= Directions for this task =
All of the entries must be reproduced exactly, with no images carried over.

= Exercise data =
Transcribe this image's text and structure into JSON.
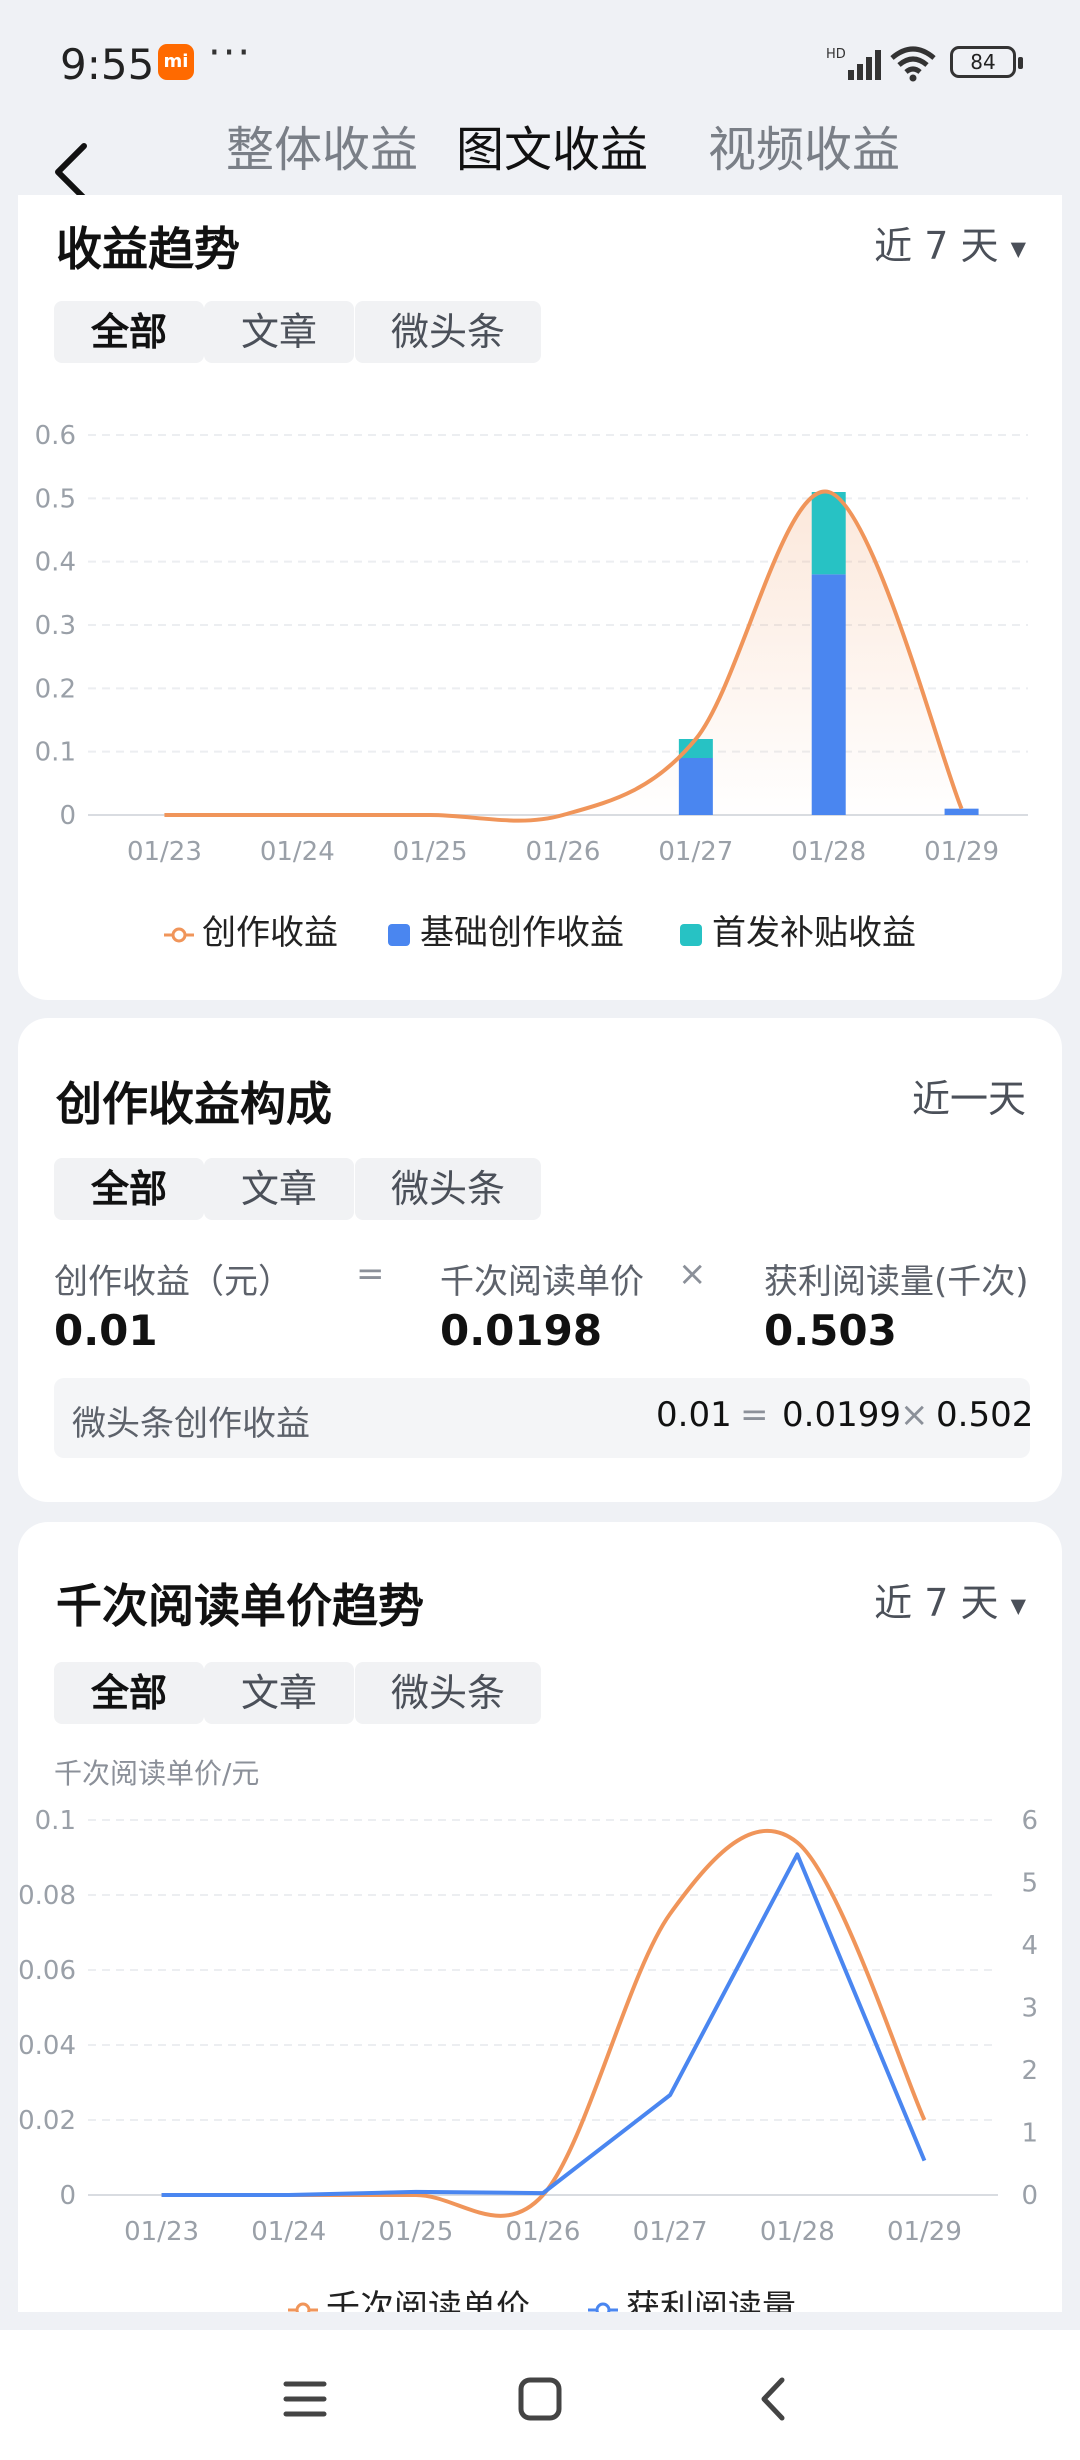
{
  "status": {
    "time": "9:55",
    "battery": "84",
    "network": "HD"
  },
  "header": {
    "tabs": [
      "整体收益",
      "图文收益",
      "视频收益"
    ],
    "active_tab": 1
  },
  "trend_card": {
    "title": "收益趋势",
    "range": "近 7 天",
    "filters": [
      "全部",
      "文章",
      "微头条"
    ],
    "legend": [
      "创作收益",
      "基础创作收益",
      "首发补贴收益"
    ]
  },
  "composition_card": {
    "title": "创作收益构成",
    "range": "近一天",
    "filters": [
      "全部",
      "文章",
      "微头条"
    ],
    "labels": [
      "创作收益（元）",
      "千次阅读单价",
      "获利阅读量(千次)"
    ],
    "values": [
      "0.01",
      "0.0198",
      "0.503"
    ],
    "ops": [
      "=",
      "×"
    ],
    "sub_row": {
      "label": "微头条创作收益",
      "v1": "0.01",
      "op1": "=",
      "v2": "0.0199",
      "op2": "×",
      "v3": "0.502"
    }
  },
  "price_card": {
    "title": "千次阅读单价趋势",
    "range": "近 7 天",
    "filters": [
      "全部",
      "文章",
      "微头条"
    ],
    "y_label": "千次阅读单价/元",
    "legend": [
      "千次阅读单价",
      "获利阅读量"
    ]
  },
  "colors": {
    "orange": "#f0955a",
    "blue": "#4a86f0",
    "teal": "#27c2c4"
  },
  "chart_data": [
    {
      "type": "bar",
      "categories": [
        "01/23",
        "01/24",
        "01/25",
        "01/26",
        "01/27",
        "01/28",
        "01/29"
      ],
      "ylim": [
        0,
        0.6
      ],
      "yticks": [
        "0",
        "0.1",
        "0.2",
        "0.3",
        "0.4",
        "0.5",
        "0.6"
      ],
      "series": [
        {
          "name": "基础创作收益",
          "values": [
            0,
            0,
            0,
            0,
            0.09,
            0.38,
            0.01
          ]
        },
        {
          "name": "首发补贴收益",
          "values": [
            0,
            0,
            0,
            0,
            0.03,
            0.13,
            0
          ]
        },
        {
          "name": "创作收益",
          "values": [
            0,
            0,
            0,
            0,
            0.12,
            0.51,
            0.01
          ]
        }
      ]
    },
    {
      "type": "line",
      "categories": [
        "01/23",
        "01/24",
        "01/25",
        "01/26",
        "01/27",
        "01/28",
        "01/29"
      ],
      "ylim": [
        0,
        0.1
      ],
      "yticks": [
        "0",
        "0.02",
        "0.04",
        "0.06",
        "0.08",
        "0.1"
      ],
      "y2lim": [
        0,
        6
      ],
      "y2ticks": [
        "0",
        "1",
        "2",
        "3",
        "4",
        "5",
        "6"
      ],
      "series": [
        {
          "name": "千次阅读单价",
          "axis": "left",
          "values": [
            0,
            0,
            0,
            0,
            0.075,
            0.094,
            0.02
          ]
        },
        {
          "name": "获利阅读量",
          "axis": "right",
          "values": [
            0,
            0,
            0.05,
            0.03,
            1.6,
            5.45,
            0.55
          ]
        }
      ]
    }
  ]
}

= Expected answer =
Transcribe this image's text and structure into JSON.
{
  "status": {
    "time": "9:55",
    "battery": "84",
    "network": "HD"
  },
  "header": {
    "tabs": [
      "整体收益",
      "图文收益",
      "视频收益"
    ],
    "active_tab": 1
  },
  "trend_card": {
    "title": "收益趋势",
    "range": "近 7 天",
    "filters": [
      "全部",
      "文章",
      "微头条"
    ],
    "legend": [
      "创作收益",
      "基础创作收益",
      "首发补贴收益"
    ]
  },
  "composition_card": {
    "title": "创作收益构成",
    "range": "近一天",
    "filters": [
      "全部",
      "文章",
      "微头条"
    ],
    "labels": [
      "创作收益（元）",
      "千次阅读单价",
      "获利阅读量(千次)"
    ],
    "values": [
      "0.01",
      "0.0198",
      "0.503"
    ],
    "ops": [
      "=",
      "×"
    ],
    "sub_row": {
      "label": "微头条创作收益",
      "v1": "0.01",
      "op1": "=",
      "v2": "0.0199",
      "op2": "×",
      "v3": "0.502"
    }
  },
  "price_card": {
    "title": "千次阅读单价趋势",
    "range": "近 7 天",
    "filters": [
      "全部",
      "文章",
      "微头条"
    ],
    "y_label": "千次阅读单价/元",
    "legend": [
      "千次阅读单价",
      "获利阅读量"
    ]
  },
  "colors": {
    "orange": "#f0955a",
    "blue": "#4a86f0",
    "teal": "#27c2c4"
  },
  "chart_data": [
    {
      "type": "bar",
      "categories": [
        "01/23",
        "01/24",
        "01/25",
        "01/26",
        "01/27",
        "01/28",
        "01/29"
      ],
      "ylim": [
        0,
        0.6
      ],
      "yticks": [
        "0",
        "0.1",
        "0.2",
        "0.3",
        "0.4",
        "0.5",
        "0.6"
      ],
      "series": [
        {
          "name": "基础创作收益",
          "values": [
            0,
            0,
            0,
            0,
            0.09,
            0.38,
            0.01
          ]
        },
        {
          "name": "首发补贴收益",
          "values": [
            0,
            0,
            0,
            0,
            0.03,
            0.13,
            0
          ]
        },
        {
          "name": "创作收益",
          "values": [
            0,
            0,
            0,
            0,
            0.12,
            0.51,
            0.01
          ]
        }
      ]
    },
    {
      "type": "line",
      "categories": [
        "01/23",
        "01/24",
        "01/25",
        "01/26",
        "01/27",
        "01/28",
        "01/29"
      ],
      "ylim": [
        0,
        0.1
      ],
      "yticks": [
        "0",
        "0.02",
        "0.04",
        "0.06",
        "0.08",
        "0.1"
      ],
      "y2lim": [
        0,
        6
      ],
      "y2ticks": [
        "0",
        "1",
        "2",
        "3",
        "4",
        "5",
        "6"
      ],
      "series": [
        {
          "name": "千次阅读单价",
          "axis": "left",
          "values": [
            0,
            0,
            0,
            0,
            0.075,
            0.094,
            0.02
          ]
        },
        {
          "name": "获利阅读量",
          "axis": "right",
          "values": [
            0,
            0,
            0.05,
            0.03,
            1.6,
            5.45,
            0.55
          ]
        }
      ]
    }
  ]
}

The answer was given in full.